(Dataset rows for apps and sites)
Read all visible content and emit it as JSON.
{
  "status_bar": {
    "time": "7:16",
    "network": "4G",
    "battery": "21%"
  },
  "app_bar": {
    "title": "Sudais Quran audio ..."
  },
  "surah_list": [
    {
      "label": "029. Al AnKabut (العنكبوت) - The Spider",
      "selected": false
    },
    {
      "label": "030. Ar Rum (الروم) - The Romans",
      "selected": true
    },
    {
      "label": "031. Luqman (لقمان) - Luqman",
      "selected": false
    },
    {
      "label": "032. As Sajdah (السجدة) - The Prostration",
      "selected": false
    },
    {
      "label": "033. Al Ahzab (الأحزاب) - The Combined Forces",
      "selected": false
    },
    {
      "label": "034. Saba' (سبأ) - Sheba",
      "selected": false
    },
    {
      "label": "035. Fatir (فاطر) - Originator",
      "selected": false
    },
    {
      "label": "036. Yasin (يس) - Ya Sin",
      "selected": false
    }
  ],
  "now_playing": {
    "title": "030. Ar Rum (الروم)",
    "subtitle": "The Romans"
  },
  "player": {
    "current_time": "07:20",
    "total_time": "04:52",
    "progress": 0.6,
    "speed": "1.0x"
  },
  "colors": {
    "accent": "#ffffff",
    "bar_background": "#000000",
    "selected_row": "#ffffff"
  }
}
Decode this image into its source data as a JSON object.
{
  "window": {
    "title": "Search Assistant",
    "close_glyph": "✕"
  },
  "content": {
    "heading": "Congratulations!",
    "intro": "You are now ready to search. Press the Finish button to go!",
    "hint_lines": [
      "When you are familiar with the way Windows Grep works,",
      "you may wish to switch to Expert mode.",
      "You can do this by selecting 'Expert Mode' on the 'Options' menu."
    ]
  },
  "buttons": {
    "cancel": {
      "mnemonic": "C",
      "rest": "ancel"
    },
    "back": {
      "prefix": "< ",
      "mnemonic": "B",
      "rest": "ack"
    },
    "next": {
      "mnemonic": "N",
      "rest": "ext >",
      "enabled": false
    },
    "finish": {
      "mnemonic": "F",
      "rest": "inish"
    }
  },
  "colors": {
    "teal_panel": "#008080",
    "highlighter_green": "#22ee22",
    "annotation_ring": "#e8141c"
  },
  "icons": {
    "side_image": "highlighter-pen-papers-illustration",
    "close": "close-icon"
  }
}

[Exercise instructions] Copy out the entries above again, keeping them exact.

[Solution for this exercise]
Read all visible content and emit it as JSON.
{
  "status_bar": {
    "time": "7:16",
    "network": "4G",
    "battery": "21%"
  },
  "app_bar": {
    "title": "Sudais Quran audio ..."
  },
  "surah_list": [
    {
      "label": "029. Al AnKabut (العنكبوت) - The Spider",
      "selected": false
    },
    {
      "label": "030. Ar Rum (الروم) - The Romans",
      "selected": true
    },
    {
      "label": "031. Luqman (لقمان) - Luqman",
      "selected": false
    },
    {
      "label": "032. As Sajdah (السجدة) - The Prostration",
      "selected": false
    },
    {
      "label": "033. Al Ahzab (الأحزاب) - The Combined Forces",
      "selected": false
    },
    {
      "label": "034. Saba' (سبأ) - Sheba",
      "selected": false
    },
    {
      "label": "035. Fatir (فاطر) - Originator",
      "selected": false
    },
    {
      "label": "036. Yasin (يس) - Ya Sin",
      "selected": false
    }
  ],
  "now_playing": {
    "title": "030. Ar Rum (الروم)",
    "subtitle": "The Romans"
  },
  "player": {
    "current_time": "07:20",
    "total_time": "04:52",
    "progress": 0.6,
    "speed": "1.0x"
  },
  "colors": {
    "accent": "#ffffff",
    "bar_background": "#000000",
    "selected_row": "#ffffff"
  }
}
Decode this image into its source data as a JSON object.
{
  "window": {
    "title": "Search Assistant",
    "close_glyph": "✕"
  },
  "content": {
    "heading": "Congratulations!",
    "intro": "You are now ready to search. Press the Finish button to go!",
    "hint_lines": [
      "When you are familiar with the way Windows Grep works,",
      "you may wish to switch to Expert mode.",
      "You can do this by selecting 'Expert Mode' on the 'Options' menu."
    ]
  },
  "buttons": {
    "cancel": {
      "mnemonic": "C",
      "rest": "ancel"
    },
    "back": {
      "prefix": "< ",
      "mnemonic": "B",
      "rest": "ack"
    },
    "next": {
      "mnemonic": "N",
      "rest": "ext >",
      "enabled": false
    },
    "finish": {
      "mnemonic": "F",
      "rest": "inish"
    }
  },
  "colors": {
    "teal_panel": "#008080",
    "highlighter_green": "#22ee22",
    "annotation_ring": "#e8141c"
  },
  "icons": {
    "side_image": "highlighter-pen-papers-illustration",
    "close": "close-icon"
  }
}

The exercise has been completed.